(Page and application data records)
⁂
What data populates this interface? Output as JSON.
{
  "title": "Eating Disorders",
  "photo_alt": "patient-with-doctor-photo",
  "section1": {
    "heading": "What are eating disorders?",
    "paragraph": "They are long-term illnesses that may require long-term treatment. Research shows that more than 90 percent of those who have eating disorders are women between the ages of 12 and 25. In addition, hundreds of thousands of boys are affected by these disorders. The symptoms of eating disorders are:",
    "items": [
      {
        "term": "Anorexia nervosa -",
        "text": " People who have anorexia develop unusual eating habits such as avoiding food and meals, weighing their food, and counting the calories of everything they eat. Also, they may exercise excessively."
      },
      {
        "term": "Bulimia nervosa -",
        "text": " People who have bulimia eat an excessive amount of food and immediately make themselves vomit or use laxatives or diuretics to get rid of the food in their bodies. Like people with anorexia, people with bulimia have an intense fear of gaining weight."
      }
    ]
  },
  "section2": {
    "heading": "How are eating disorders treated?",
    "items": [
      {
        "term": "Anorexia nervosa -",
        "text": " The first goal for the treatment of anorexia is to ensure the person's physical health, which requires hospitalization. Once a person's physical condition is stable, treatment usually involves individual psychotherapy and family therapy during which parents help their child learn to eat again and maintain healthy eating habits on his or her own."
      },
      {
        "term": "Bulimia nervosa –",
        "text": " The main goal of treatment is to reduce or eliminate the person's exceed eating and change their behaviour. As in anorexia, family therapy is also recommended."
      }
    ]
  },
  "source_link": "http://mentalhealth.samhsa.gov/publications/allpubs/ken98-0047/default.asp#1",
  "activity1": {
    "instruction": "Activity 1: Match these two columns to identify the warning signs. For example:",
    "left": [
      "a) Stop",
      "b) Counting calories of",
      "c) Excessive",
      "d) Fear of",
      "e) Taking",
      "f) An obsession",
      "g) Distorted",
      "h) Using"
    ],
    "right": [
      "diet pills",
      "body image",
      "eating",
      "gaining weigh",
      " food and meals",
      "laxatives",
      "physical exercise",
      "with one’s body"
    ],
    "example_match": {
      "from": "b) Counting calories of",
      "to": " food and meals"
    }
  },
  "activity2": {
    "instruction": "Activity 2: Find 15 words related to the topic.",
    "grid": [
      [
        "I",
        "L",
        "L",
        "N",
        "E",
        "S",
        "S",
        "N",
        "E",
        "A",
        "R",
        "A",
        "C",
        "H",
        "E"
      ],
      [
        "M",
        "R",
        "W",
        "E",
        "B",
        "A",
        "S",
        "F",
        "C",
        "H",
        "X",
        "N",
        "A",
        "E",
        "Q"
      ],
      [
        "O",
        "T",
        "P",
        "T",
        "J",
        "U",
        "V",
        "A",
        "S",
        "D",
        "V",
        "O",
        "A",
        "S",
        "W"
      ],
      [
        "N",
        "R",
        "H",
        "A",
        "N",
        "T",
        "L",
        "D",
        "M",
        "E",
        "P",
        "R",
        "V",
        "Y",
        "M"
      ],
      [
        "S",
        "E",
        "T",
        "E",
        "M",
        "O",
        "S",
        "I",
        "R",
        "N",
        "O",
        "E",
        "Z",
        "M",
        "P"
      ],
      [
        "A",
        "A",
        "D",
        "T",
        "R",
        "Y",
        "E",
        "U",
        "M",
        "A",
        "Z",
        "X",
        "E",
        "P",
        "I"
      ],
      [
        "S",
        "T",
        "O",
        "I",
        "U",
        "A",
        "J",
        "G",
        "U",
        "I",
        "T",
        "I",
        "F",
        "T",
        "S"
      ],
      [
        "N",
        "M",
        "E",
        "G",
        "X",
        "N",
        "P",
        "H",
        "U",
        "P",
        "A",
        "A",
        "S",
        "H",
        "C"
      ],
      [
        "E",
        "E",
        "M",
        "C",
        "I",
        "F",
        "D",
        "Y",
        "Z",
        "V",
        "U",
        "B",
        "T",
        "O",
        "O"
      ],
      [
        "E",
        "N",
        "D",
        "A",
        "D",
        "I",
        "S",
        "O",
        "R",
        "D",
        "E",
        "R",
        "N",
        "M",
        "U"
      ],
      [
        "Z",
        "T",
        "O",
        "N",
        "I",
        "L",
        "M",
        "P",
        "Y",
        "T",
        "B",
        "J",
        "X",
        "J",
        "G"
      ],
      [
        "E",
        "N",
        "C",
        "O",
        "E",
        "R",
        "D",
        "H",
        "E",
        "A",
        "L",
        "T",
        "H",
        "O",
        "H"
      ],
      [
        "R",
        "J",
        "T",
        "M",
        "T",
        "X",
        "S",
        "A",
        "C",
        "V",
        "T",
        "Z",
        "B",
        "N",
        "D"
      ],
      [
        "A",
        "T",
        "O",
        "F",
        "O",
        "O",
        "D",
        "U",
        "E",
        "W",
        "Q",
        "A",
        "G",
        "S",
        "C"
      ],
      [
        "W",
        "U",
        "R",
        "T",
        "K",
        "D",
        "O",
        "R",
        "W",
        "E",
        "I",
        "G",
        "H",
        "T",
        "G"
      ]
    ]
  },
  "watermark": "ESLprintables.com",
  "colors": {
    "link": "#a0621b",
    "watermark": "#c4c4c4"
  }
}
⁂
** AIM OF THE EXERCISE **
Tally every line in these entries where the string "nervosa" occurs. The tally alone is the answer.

** THE COMPLETED TASK **
4